Jane was the voice of reason through the chaos that is the Clampett’s household. As the bank assistant, it was her job to make sure they didn’t blow their fortune. Before hitting the big screen, Nancy Kulp was hitting the books receiving both her Bachelor’s in Journalism as well as a Master’s degree in both English and French. She also joined the United States Naval Reserve, ranking as a Lieutenant until she was Honorably discharged in 1946.
Her acting career started with The Model and the Marriage Broker in 1951 and her big break was as the neighborhood bird watcher Pamela Livingstone on The Bob Cummings Show, all before landing her infamous Ms. Hathaway. From then on, she was a household name, bringing the Clampetts back to reality each week. She reprised her role for the 1981 film The Return of the Beverly Hillbillies, before taking a hiatus from acting to pursue a political career as a Democratic nominee for the US House of Representatives from Pennsylvania’s 9th congressional district. Unfortunately, she lost this race but would go on to educate others with her acting wisdom and was still acting until her death in February 1991 from cancer at the age of 69.
Infamous Guest Stars
When you have a show this amazing, everyone wants in. Throughout the eight seasons, the show brought in all-star guest appearances. Elvia Allman (voice of Clarabelle Cow with Walt Disney) joined the show as Cousin Pearl’s supposed best friend, Elverna Bradshaw as she criticizes Pearl’s style and undermines her. As well as actor Alan Reed, the voice of Bedrock’s very own Fred Flintstone, multiple times in minor roles, most prominently as Gene Booth, a wrestler promoter trying to trick Elly May and the rest of the Clampetts. More famously, and even becoming a regular as another bank secretary and inside eyes for Mrs. Drysdale, renowned actress and victim of the Manson Murders, Sharon Tate was terrific.

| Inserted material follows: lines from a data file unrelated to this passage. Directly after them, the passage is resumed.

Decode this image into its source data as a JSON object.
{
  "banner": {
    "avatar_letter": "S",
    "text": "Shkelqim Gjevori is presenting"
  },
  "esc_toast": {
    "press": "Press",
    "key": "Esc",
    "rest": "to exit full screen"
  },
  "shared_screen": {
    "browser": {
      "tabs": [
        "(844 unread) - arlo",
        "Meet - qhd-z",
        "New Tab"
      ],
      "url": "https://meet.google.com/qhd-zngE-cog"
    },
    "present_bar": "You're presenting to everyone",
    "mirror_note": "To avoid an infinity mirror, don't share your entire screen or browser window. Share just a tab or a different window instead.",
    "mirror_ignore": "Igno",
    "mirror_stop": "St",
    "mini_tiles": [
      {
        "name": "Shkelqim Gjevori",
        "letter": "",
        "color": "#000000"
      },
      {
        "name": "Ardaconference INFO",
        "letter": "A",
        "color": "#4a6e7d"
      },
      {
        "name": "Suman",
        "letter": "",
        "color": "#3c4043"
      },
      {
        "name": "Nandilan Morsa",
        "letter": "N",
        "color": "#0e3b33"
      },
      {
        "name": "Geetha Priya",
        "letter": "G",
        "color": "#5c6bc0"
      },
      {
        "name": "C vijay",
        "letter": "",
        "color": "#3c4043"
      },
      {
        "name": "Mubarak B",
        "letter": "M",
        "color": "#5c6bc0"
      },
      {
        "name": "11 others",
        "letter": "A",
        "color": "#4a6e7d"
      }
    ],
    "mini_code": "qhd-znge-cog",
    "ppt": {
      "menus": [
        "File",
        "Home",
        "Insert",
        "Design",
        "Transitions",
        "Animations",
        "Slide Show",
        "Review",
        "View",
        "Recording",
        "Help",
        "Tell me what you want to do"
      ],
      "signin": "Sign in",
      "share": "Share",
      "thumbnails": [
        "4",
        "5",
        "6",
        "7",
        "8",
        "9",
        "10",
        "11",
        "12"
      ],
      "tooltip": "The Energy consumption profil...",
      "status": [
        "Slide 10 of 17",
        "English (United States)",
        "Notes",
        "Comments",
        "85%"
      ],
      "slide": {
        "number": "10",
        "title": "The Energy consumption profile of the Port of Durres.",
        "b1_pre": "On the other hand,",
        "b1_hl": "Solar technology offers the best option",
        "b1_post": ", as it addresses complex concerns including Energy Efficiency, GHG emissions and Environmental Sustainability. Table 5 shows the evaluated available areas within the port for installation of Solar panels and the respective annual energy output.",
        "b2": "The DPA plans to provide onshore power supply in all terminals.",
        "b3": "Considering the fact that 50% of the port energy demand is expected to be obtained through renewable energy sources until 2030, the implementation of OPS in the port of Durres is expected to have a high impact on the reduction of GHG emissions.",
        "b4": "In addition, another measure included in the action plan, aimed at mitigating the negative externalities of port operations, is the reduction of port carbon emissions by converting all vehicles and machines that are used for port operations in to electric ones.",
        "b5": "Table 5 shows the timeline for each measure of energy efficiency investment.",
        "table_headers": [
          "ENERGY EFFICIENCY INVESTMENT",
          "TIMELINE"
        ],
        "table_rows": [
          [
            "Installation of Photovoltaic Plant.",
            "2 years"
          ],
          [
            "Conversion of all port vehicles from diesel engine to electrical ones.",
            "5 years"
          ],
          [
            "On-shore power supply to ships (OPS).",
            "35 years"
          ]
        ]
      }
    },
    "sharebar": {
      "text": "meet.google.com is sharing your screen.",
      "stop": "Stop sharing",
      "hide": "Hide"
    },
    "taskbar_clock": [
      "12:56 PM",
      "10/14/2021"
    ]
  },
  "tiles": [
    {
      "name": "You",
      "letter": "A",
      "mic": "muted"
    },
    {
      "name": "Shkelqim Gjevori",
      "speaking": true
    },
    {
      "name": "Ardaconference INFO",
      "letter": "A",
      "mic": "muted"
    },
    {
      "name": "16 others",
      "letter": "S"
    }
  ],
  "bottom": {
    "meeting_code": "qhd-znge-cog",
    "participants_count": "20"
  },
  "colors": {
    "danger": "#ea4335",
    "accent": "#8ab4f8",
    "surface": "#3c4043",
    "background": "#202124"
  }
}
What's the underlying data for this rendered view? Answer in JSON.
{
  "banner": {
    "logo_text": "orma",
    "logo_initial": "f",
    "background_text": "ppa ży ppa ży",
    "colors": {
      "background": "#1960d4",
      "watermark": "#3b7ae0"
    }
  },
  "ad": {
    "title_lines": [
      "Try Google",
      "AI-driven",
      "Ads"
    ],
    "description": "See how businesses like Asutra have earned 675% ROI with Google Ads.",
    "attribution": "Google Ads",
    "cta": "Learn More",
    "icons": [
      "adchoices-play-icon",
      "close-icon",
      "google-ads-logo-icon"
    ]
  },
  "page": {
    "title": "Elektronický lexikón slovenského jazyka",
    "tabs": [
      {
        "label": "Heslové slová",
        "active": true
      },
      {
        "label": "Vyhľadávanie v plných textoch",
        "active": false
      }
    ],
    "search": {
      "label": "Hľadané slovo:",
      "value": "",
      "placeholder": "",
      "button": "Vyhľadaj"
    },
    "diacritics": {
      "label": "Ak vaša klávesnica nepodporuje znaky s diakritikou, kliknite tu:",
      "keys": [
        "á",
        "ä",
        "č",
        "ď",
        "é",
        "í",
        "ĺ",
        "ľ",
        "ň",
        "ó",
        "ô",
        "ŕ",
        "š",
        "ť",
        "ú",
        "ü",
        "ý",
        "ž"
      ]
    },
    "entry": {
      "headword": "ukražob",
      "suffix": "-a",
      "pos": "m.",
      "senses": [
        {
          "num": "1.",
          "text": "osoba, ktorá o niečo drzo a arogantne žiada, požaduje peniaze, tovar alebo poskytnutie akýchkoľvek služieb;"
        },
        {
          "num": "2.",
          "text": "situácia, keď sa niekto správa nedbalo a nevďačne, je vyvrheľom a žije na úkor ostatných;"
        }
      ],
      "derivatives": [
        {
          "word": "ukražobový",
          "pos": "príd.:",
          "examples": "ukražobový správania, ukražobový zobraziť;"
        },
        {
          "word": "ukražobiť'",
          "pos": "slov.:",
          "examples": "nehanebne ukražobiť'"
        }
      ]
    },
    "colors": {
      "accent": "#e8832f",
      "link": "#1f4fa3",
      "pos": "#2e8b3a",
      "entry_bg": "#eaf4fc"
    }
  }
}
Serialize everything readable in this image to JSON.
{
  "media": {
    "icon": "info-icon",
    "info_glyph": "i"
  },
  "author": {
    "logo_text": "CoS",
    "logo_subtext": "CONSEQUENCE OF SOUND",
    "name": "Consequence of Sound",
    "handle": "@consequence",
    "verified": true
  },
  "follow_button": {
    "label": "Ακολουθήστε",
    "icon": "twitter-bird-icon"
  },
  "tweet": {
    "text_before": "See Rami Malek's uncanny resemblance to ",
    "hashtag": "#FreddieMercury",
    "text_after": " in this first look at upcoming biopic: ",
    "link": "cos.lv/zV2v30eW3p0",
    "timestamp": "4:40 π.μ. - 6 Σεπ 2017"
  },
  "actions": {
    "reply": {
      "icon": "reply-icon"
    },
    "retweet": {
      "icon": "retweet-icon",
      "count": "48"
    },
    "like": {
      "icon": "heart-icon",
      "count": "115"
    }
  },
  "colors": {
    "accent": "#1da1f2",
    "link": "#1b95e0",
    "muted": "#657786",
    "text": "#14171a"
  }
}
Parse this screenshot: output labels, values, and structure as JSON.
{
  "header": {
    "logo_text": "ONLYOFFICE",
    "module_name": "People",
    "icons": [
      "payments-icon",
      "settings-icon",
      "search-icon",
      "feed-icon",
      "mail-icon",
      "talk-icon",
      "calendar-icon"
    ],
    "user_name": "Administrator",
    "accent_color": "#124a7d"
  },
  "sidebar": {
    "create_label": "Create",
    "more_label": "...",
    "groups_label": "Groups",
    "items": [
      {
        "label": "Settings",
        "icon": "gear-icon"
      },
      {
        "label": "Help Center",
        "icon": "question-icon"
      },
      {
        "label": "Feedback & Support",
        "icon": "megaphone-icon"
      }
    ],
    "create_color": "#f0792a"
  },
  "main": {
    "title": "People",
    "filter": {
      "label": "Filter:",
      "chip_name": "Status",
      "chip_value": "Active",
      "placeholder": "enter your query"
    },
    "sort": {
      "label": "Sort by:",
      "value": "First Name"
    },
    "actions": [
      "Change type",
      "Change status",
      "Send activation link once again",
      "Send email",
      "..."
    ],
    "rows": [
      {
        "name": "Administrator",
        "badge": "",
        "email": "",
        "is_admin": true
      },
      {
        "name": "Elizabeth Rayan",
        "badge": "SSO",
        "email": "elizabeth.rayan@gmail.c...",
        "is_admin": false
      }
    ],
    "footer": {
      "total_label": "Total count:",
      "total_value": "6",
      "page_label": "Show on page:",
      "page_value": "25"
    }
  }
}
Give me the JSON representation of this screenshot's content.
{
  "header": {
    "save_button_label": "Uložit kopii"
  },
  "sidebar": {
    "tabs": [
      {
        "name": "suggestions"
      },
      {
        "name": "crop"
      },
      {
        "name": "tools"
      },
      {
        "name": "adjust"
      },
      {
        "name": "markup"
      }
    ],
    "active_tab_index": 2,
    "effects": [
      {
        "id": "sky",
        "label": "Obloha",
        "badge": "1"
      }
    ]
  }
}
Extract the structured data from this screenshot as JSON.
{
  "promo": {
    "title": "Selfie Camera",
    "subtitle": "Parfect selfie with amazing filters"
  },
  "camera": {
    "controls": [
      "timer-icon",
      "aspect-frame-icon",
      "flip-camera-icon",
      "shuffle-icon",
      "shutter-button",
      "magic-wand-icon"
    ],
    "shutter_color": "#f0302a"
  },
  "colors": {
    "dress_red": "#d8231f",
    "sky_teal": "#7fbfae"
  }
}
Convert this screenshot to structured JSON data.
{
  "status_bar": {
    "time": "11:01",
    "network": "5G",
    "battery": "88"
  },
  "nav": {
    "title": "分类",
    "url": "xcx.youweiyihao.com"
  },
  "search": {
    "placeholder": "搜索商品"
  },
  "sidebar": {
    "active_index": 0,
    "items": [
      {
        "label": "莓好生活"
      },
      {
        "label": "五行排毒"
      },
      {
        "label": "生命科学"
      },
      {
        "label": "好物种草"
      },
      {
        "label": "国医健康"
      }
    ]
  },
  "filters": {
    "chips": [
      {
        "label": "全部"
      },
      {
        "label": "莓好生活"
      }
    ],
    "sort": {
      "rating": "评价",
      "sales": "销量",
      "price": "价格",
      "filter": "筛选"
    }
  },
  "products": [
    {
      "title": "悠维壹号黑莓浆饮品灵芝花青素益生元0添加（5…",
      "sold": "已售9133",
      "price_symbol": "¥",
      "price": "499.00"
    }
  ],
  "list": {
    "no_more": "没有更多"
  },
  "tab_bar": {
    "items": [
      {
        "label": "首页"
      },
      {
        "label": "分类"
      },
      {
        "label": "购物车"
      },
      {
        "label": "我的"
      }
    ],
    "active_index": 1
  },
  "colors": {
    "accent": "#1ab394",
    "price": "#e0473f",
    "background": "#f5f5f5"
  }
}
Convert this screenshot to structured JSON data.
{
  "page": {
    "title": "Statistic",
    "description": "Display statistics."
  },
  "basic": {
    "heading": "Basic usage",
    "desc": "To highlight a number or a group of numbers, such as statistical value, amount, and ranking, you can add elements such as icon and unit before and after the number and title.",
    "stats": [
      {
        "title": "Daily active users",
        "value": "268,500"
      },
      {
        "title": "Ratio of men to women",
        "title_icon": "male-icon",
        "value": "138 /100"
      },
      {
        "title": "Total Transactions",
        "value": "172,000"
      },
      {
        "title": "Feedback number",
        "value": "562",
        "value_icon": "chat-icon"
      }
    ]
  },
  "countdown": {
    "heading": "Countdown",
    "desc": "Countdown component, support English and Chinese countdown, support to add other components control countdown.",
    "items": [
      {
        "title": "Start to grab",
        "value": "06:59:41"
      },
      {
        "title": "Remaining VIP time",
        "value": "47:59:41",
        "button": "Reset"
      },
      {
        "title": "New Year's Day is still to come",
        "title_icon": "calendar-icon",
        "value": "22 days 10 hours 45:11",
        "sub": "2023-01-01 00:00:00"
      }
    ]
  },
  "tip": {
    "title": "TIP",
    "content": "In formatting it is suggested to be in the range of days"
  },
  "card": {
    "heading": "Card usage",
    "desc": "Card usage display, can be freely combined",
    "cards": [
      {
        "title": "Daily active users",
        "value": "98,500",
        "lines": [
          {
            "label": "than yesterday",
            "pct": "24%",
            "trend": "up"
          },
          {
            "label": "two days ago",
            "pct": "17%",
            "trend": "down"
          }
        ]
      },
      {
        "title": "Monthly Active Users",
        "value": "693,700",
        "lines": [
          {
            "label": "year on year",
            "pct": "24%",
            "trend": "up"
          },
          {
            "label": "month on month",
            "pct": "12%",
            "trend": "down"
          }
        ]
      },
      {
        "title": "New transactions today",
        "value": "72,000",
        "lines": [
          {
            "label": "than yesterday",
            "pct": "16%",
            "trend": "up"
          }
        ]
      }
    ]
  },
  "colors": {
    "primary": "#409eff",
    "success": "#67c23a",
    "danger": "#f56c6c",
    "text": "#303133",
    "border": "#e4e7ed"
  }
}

What a show: 274 episodes consisting of106 black-and-white episodes and 168 color episodes. Nine seasons of family fun with the Clampetts as they bring the ways of the old country to the city of Beverly Hills, bringing laughter through the homes of America for 25 minutes each week with their all-star cast. “Y’all come back now ya hear!”